Michigan Lawmakers Introduce Bill to Keep Birthdates on Court Records

  • Home
  • Blog
  • News
  • Michigan Lawmakers Introduce Bill to Keep Birthdates on Court Records
Michigan Lawmakers Introduce Bill to Keep Birthdates on Court Records

The Michigan House of Representatives is considering a new rule that could prevent the upcoming ban on background checks. This includes the background checks nearly all employers perform on applicants during the hiring process, which currently will become virtually impossible at the start of next year due to a new rule from the Michigan State Court Administrative Office.

This new law, House Bill 5369 (HB 5369), was introduced in the state’s House of Representatives on October 5th, 2021. HB 5369 would require court records to include the date of birth as a publicly accessible type of personally-identifying information on court records. This will allow firms to continue providing background checks to employers, property managers, and all others.

This is critical to ensure employers can make the best possible decisions when employing workers both to protect themselves from unnecessary liability as well as to protect other workers, property, and the general public. This sentiment was aptly expressed by the bill’s primary sponsor, who pointed to the fact millions of background checks are performed every year in Michigan just for this.

If the rule proposed by the Michigan State Court Administrative Office were to be enacted as it was scheduled to in July of this year before a decision was made to push the date of enactment back to January 1st of 2022, then it would become virtually impossible to perform accurate background checks. This is because the date of birth is used to distinguish between court records of people with the same name.

If two individuals, for instance, shared the same name, then the Fair Credit Reporting Act, which is the federal law governing background checks, requires some other form of personally identifying information to be used to tell to whom the record belongs. The best and often only identifier available to screening companies is a date of birth. Without this information, it is often impossible and illegal to narrow a particular record down to a specific individual. 

This would essentially stop background checks altogether, which would have serious consequences for the safety of everyone in Michigan, particularly the most vulnerable populations.

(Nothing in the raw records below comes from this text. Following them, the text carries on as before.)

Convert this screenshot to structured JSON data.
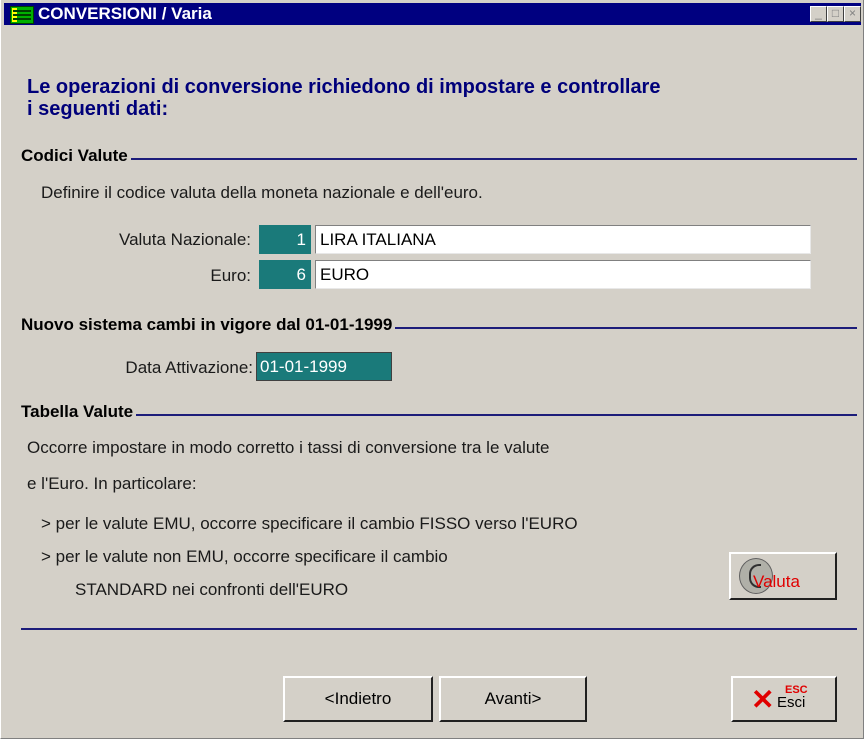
{
  "window": {
    "title": "CONVERSIONI / Varia",
    "controls": {
      "minimize": "_",
      "maximize": "□",
      "close": "×"
    }
  },
  "intro": {
    "line1": "Le operazioni di conversione richiedono di impostare e controllare",
    "line2": "i seguenti dati:"
  },
  "codici_valute": {
    "title": "Codici Valute",
    "description": "Definire il codice valuta della moneta nazionale e dell'euro.",
    "nazionale": {
      "label": "Valuta Nazionale:",
      "code": "1",
      "name": "LIRA ITALIANA"
    },
    "euro": {
      "label": "Euro:",
      "code": "6",
      "name": "EURO"
    }
  },
  "nuovo_sistema": {
    "title": "Nuovo sistema cambi in vigore dal 01-01-1999",
    "date_label": "Data Attivazione:",
    "date_value": "01-01-1999"
  },
  "tabella_valute": {
    "title": "Tabella Valute",
    "line1": "Occorre impostare in modo corretto i tassi di conversione tra le valute",
    "line2": "e l'Euro. In particolare:",
    "bullet1": "> per le valute EMU, occorre specificare il cambio FISSO verso l'EURO",
    "bullet2a": "> per le valute non EMU, occorre specificare il cambio",
    "bullet2b": "STANDARD nei confronti dell'EURO",
    "valuta_button": "Valuta"
  },
  "buttons": {
    "back": "<Indietro",
    "next": "Avanti>",
    "esc_key": "ESC",
    "esc_label": "Esci"
  },
  "colors": {
    "titlebar": "#000080",
    "field_highlight": "#1a7a7a",
    "heading_text": "#00007a",
    "accent_red": "#e00000"
  }
}
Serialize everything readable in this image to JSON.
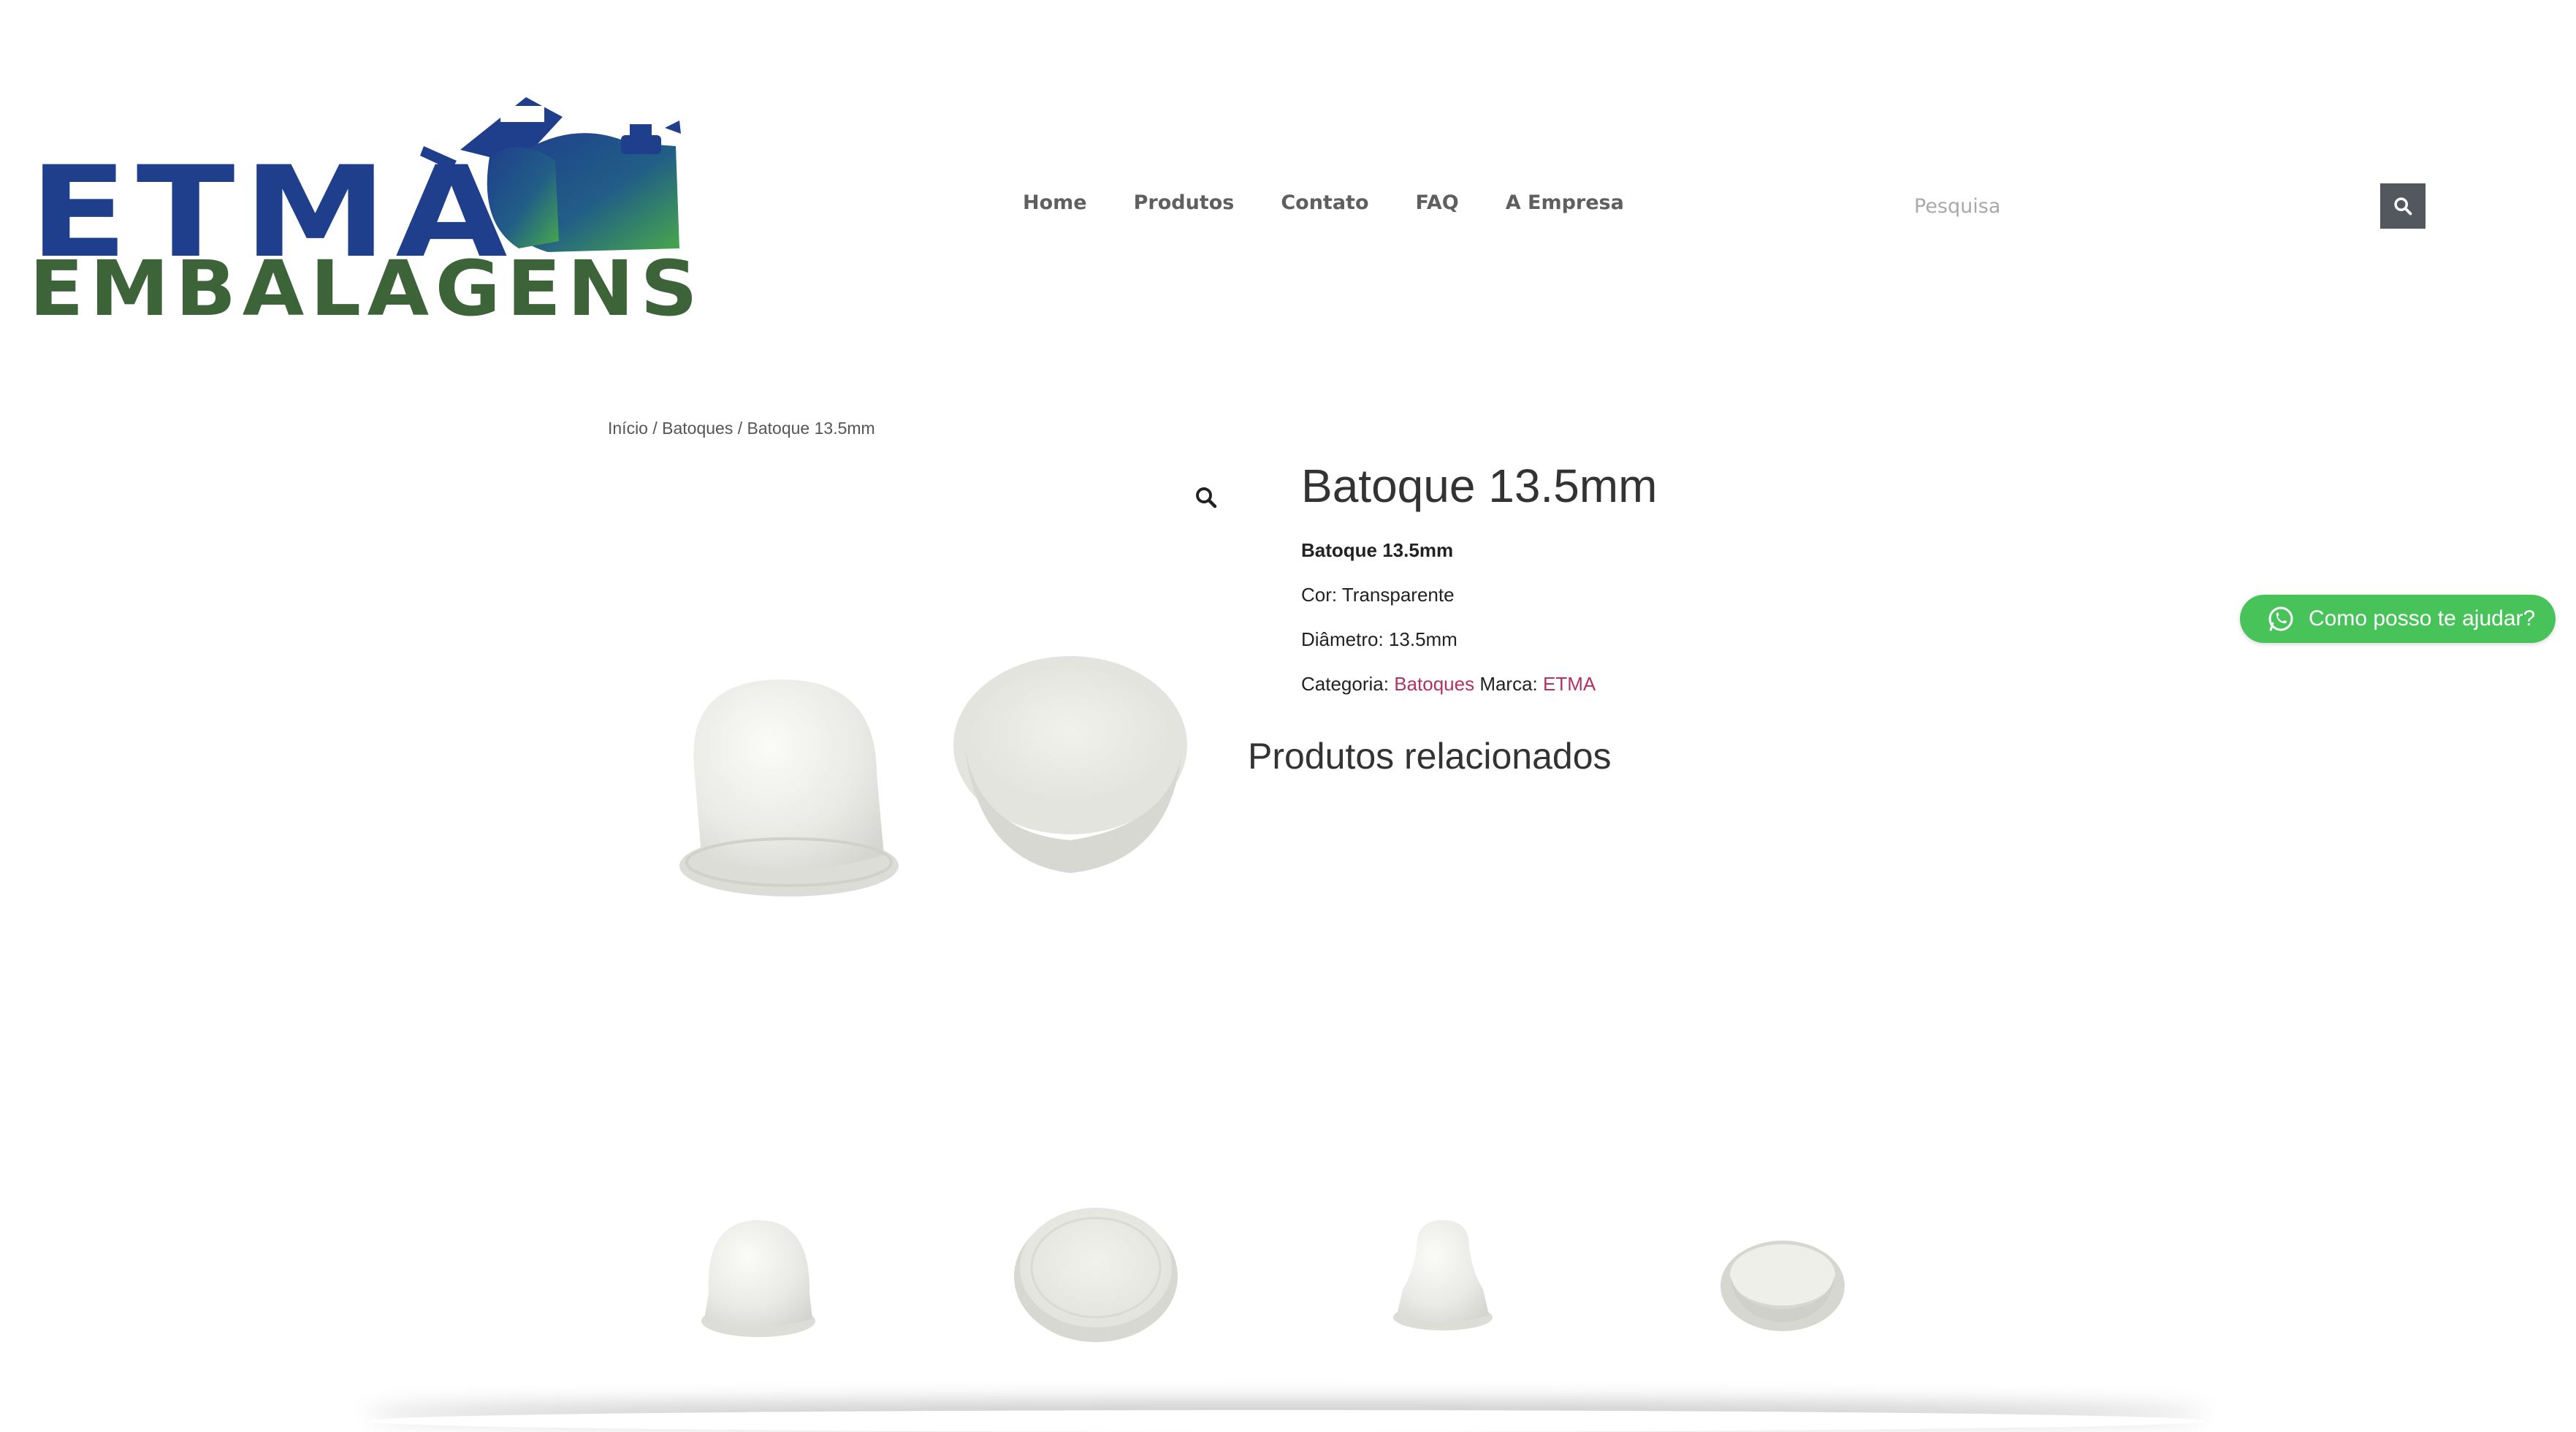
{
  "logo": {
    "line1": "ETMA",
    "line2": "EMBALAGENS"
  },
  "nav": {
    "items": [
      "Home",
      "Produtos",
      "Contato",
      "FAQ",
      "A Empresa"
    ]
  },
  "search": {
    "placeholder": "Pesquisa",
    "value": ""
  },
  "breadcrumb": {
    "home": "Início",
    "sep": " / ",
    "category": "Batoques",
    "current": "Batoque 13.5mm"
  },
  "product": {
    "title": "Batoque 13.5mm",
    "name_bold": "Batoque 13.5mm",
    "color": "Cor: Transparente",
    "diameter": "Diâmetro: 13.5mm",
    "category_label": "Categoria:",
    "category_link": "Batoques",
    "brand_label": "Marca:",
    "brand_link": "ETMA"
  },
  "related": {
    "title": "Produtos relacionados"
  },
  "whatsapp": {
    "label": "Como posso te ajudar?"
  },
  "colors": {
    "brand_blue": "#1f3e8c",
    "brand_green": "#3d6339",
    "link": "#b03262",
    "whatsapp": "#48c35a"
  }
}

It could also reduce the accuracy and speed of background checks even in cases where they could still be performed. At a time when worker shortages are occurring everywhere, it is certainly hard to imagine worse timing.

This newly proposed law will protect this critical component of safe and responsible hiring and rental decisions and help ensure the safety of all in Michigan.